To do >> The response should be the complete listing below, unchanged.

+ + + +

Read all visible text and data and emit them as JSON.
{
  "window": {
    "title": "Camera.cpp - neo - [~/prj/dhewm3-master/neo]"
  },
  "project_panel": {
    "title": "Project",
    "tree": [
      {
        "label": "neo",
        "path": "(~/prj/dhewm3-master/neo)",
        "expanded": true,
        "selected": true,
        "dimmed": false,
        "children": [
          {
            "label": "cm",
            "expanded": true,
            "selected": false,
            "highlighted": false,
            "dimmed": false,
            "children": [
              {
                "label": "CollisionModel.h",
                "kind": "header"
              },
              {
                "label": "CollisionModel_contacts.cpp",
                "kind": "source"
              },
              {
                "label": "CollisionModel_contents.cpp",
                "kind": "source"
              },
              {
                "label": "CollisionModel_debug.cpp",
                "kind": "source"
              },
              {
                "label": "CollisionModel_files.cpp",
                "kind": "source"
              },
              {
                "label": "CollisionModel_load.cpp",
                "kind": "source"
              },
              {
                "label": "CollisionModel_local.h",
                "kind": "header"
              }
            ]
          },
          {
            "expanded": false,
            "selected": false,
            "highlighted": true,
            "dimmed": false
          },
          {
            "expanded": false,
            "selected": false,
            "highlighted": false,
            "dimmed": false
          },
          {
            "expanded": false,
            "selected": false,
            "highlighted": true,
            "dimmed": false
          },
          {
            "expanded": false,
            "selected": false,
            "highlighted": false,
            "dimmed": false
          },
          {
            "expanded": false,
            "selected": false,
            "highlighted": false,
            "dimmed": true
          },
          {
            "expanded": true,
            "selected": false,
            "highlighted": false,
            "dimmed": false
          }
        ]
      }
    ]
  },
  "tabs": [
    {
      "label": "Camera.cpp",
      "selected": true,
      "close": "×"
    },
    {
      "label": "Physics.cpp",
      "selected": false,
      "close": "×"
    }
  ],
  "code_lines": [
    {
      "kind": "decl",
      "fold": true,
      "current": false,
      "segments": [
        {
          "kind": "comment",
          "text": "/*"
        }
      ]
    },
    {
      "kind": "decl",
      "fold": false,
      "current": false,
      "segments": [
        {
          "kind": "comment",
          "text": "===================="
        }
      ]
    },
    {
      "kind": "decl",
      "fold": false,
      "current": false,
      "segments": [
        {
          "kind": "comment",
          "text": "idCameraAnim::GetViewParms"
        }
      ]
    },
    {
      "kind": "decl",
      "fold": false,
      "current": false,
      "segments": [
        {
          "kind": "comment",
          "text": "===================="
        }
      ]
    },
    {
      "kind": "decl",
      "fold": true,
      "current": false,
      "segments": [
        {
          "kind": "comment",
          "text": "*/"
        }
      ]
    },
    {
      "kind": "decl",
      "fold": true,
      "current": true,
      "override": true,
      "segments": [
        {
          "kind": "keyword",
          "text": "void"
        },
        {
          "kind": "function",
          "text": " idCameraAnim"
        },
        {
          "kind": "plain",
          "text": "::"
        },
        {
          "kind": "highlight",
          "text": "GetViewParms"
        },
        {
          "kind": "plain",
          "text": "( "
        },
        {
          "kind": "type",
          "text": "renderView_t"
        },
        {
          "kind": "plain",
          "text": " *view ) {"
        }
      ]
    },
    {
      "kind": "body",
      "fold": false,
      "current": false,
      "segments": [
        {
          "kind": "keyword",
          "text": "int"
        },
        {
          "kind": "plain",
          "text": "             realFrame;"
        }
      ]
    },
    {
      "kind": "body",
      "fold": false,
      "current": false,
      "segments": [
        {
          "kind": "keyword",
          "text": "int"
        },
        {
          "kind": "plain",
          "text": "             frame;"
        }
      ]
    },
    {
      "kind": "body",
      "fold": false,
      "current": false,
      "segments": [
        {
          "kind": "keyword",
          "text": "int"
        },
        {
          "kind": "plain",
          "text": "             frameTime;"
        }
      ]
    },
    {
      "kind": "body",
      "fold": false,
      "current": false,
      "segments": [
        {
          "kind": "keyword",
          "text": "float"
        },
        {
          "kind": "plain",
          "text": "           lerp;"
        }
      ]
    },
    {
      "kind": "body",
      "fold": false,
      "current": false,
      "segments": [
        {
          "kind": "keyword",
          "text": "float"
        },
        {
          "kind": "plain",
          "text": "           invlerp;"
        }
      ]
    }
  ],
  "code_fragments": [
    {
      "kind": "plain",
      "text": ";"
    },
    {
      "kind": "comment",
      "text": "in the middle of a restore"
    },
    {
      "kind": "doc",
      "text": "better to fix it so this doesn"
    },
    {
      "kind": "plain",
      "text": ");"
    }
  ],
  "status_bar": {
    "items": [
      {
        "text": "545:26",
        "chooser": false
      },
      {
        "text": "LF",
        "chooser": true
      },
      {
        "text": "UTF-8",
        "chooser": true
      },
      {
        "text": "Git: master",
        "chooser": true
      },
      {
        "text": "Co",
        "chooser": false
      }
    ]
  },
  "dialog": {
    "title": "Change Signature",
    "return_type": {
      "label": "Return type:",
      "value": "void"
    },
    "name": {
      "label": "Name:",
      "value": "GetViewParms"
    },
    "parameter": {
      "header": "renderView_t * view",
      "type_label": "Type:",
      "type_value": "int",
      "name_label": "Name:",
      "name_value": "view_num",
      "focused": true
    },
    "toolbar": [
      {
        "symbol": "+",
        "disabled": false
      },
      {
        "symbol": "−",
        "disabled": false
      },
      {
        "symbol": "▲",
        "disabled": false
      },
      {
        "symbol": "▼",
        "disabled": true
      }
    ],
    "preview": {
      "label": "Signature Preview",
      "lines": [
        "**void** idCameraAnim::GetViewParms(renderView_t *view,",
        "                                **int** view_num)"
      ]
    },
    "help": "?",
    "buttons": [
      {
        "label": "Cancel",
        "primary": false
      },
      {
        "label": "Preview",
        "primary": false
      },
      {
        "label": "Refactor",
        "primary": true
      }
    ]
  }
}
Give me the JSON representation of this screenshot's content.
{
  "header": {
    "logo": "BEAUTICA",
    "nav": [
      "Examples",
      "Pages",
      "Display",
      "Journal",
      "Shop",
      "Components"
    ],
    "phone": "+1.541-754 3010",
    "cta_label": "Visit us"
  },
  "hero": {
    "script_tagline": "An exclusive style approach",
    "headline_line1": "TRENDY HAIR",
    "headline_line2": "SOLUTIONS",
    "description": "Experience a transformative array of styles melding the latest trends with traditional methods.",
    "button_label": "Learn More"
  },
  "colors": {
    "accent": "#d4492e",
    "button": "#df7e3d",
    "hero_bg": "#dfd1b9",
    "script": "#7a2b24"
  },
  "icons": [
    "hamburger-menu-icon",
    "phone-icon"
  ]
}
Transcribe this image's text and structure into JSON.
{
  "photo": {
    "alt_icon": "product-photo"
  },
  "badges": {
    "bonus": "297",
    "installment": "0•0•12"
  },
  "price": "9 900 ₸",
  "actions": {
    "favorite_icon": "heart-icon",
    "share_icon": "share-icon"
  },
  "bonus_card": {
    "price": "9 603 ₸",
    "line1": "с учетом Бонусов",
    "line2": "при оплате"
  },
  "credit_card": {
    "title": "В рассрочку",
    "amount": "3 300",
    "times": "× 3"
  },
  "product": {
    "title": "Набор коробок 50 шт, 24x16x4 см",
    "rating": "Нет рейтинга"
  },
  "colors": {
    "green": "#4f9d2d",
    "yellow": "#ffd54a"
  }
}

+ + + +

Solved problem >>
Read all visible text and data and emit them as JSON.
{
  "window": {
    "title": "Camera.cpp - neo - [~/prj/dhewm3-master/neo]"
  },
  "project_panel": {
    "title": "Project",
    "tree": [
      {
        "label": "neo",
        "path": "(~/prj/dhewm3-master/neo)",
        "expanded": true,
        "selected": true,
        "dimmed": false,
        "children": [
          {
            "label": "cm",
            "expanded": true,
            "selected": false,
            "highlighted": false,
            "dimmed": false,
            "children": [
              {
                "label": "CollisionModel.h",
                "kind": "header"
              },
              {
                "label": "CollisionModel_contacts.cpp",
                "kind": "source"
              },
              {
                "label": "CollisionModel_contents.cpp",
                "kind": "source"
              },
              {
                "label": "CollisionModel_debug.cpp",
                "kind": "source"
              },
              {
                "label": "CollisionModel_files.cpp",
                "kind": "source"
              },
              {
                "label": "CollisionModel_load.cpp",
                "kind": "source"
              },
              {
                "label": "CollisionModel_local.h",
                "kind": "header"
              }
            ]
          },
          {
            "expanded": false,
            "selected": false,
            "highlighted": true,
            "dimmed": false
          },
          {
            "expanded": false,
            "selected": false,
            "highlighted": false,
            "dimmed": false
          },
          {
            "expanded": false,
            "selected": false,
            "highlighted": true,
            "dimmed": false
          },
          {
            "expanded": false,
            "selected": false,
            "highlighted": false,
            "dimmed": false
          },
          {
            "expanded": false,
            "selected": false,
            "highlighted": false,
            "dimmed": true
          },
          {
            "expanded": true,
            "selected": false,
            "highlighted": false,
            "dimmed": false
          }
        ]
      }
    ]
  },
  "tabs": [
    {
      "label": "Camera.cpp",
      "selected": true,
      "close": "×"
    },
    {
      "label": "Physics.cpp",
      "selected": false,
      "close": "×"
    }
  ],
  "code_lines": [
    {
      "kind": "decl",
      "fold": true,
      "current": false,
      "segments": [
        {
          "kind": "comment",
          "text": "/*"
        }
      ]
    },
    {
      "kind": "decl",
      "fold": false,
      "current": false,
      "segments": [
        {
          "kind": "comment",
          "text": "===================="
        }
      ]
    },
    {
      "kind": "decl",
      "fold": false,
      "current": false,
      "segments": [
        {
          "kind": "comment",
          "text": "idCameraAnim::GetViewParms"
        }
      ]
    },
    {
      "kind": "decl",
      "fold": false,
      "current": false,
      "segments": [
        {
          "kind": "comment",
          "text": "===================="
        }
      ]
    },
    {
      "kind": "decl",
      "fold": true,
      "current": false,
      "segments": [
        {
          "kind": "comment",
          "text": "*/"
        }
      ]
    },
    {
      "kind": "decl",
      "fold": true,
      "current": true,
      "override": true,
      "segments": [
        {
          "kind": "keyword",
          "text": "void"
        },
        {
          "kind": "function",
          "text": " idCameraAnim"
        },
        {
          "kind": "plain",
          "text": "::"
        },
        {
          "kind": "highlight",
          "text": "GetViewParms"
        },
        {
          "kind": "plain",
          "text": "( "
        },
        {
          "kind": "type",
          "text": "renderView_t"
        },
        {
          "kind": "plain",
          "text": " *view ) {"
        }
      ]
    },
    {
      "kind": "body",
      "fold": false,
      "current": false,
      "segments": [
        {
          "kind": "keyword",
          "text": "int"
        },
        {
          "kind": "plain",
          "text": "             realFrame;"
        }
      ]
    },
    {
      "kind": "body",
      "fold": false,
      "current": false,
      "segments": [
        {
          "kind": "keyword",
          "text": "int"
        },
        {
          "kind": "plain",
          "text": "             frame;"
        }
      ]
    },
    {
      "kind": "body",
      "fold": false,
      "current": false,
      "segments": [
        {
          "kind": "keyword",
          "text": "int"
        },
        {
          "kind": "plain",
          "text": "             frameTime;"
        }
      ]
    },
    {
      "kind": "body",
      "fold": false,
      "current": false,
      "segments": [
        {
          "kind": "keyword",
          "text": "float"
        },
        {
          "kind": "plain",
          "text": "           lerp;"
        }
      ]
    },
    {
      "kind": "body",
      "fold": false,
      "current": false,
      "segments": [
        {
          "kind": "keyword",
          "text": "float"
        },
        {
          "kind": "plain",
          "text": "           invlerp;"
        }
      ]
    }
  ],
  "code_fragments": [
    {
      "kind": "plain",
      "text": ";"
    },
    {
      "kind": "comment",
      "text": "in the middle of a restore"
    },
    {
      "kind": "doc",
      "text": "better to fix it so this doesn"
    },
    {
      "kind": "plain",
      "text": ");"
    }
  ],
  "status_bar": {
    "items": [
      {
        "text": "545:26",
        "chooser": false
      },
      {
        "text": "LF",
        "chooser": true
      },
      {
        "text": "UTF-8",
        "chooser": true
      },
      {
        "text": "Git: master",
        "chooser": true
      },
      {
        "text": "Co",
        "chooser": false
      }
    ]
  },
  "dialog": {
    "title": "Change Signature",
    "return_type": {
      "label": "Return type:",
      "value": "void"
    },
    "name": {
      "label": "Name:",
      "value": "GetViewParms"
    },
    "parameter": {
      "header": "renderView_t * view",
      "type_label": "Type:",
      "type_value": "int",
      "name_label": "Name:",
      "name_value": "view_num",
      "focused": true
    },
    "toolbar": [
      {
        "symbol": "+",
        "disabled": false
      },
      {
        "symbol": "−",
        "disabled": false
      },
      {
        "symbol": "▲",
        "disabled": false
      },
      {
        "symbol": "▼",
        "disabled": true
      }
    ],
    "preview": {
      "label": "Signature Preview",
      "lines": [
        "**void** idCameraAnim::GetViewParms(renderView_t *view,",
        "                                **int** view_num)"
      ]
    },
    "help": "?",
    "buttons": [
      {
        "label": "Cancel",
        "primary": false
      },
      {
        "label": "Preview",
        "primary": false
      },
      {
        "label": "Refactor",
        "primary": true
      }
    ]
  }
}
Give me the JSON representation of this screenshot's content.
{
  "header": {
    "logo": "BEAUTICA",
    "nav": [
      "Examples",
      "Pages",
      "Display",
      "Journal",
      "Shop",
      "Components"
    ],
    "phone": "+1.541-754 3010",
    "cta_label": "Visit us"
  },
  "hero": {
    "script_tagline": "An exclusive style approach",
    "headline_line1": "TRENDY HAIR",
    "headline_line2": "SOLUTIONS",
    "description": "Experience a transformative array of styles melding the latest trends with traditional methods.",
    "button_label": "Learn More"
  },
  "colors": {
    "accent": "#d4492e",
    "button": "#df7e3d",
    "hero_bg": "#dfd1b9",
    "script": "#7a2b24"
  },
  "icons": [
    "hamburger-menu-icon",
    "phone-icon"
  ]
}
Transcribe this image's text and structure into JSON.
{
  "photo": {
    "alt_icon": "product-photo"
  },
  "badges": {
    "bonus": "297",
    "installment": "0•0•12"
  },
  "price": "9 900 ₸",
  "actions": {
    "favorite_icon": "heart-icon",
    "share_icon": "share-icon"
  },
  "bonus_card": {
    "price": "9 603 ₸",
    "line1": "с учетом Бонусов",
    "line2": "при оплате"
  },
  "credit_card": {
    "title": "В рассрочку",
    "amount": "3 300",
    "times": "× 3"
  },
  "product": {
    "title": "Набор коробок 50 шт, 24x16x4 см",
    "rating": "Нет рейтинга"
  },
  "colors": {
    "green": "#4f9d2d",
    "yellow": "#ffd54a"
  }
}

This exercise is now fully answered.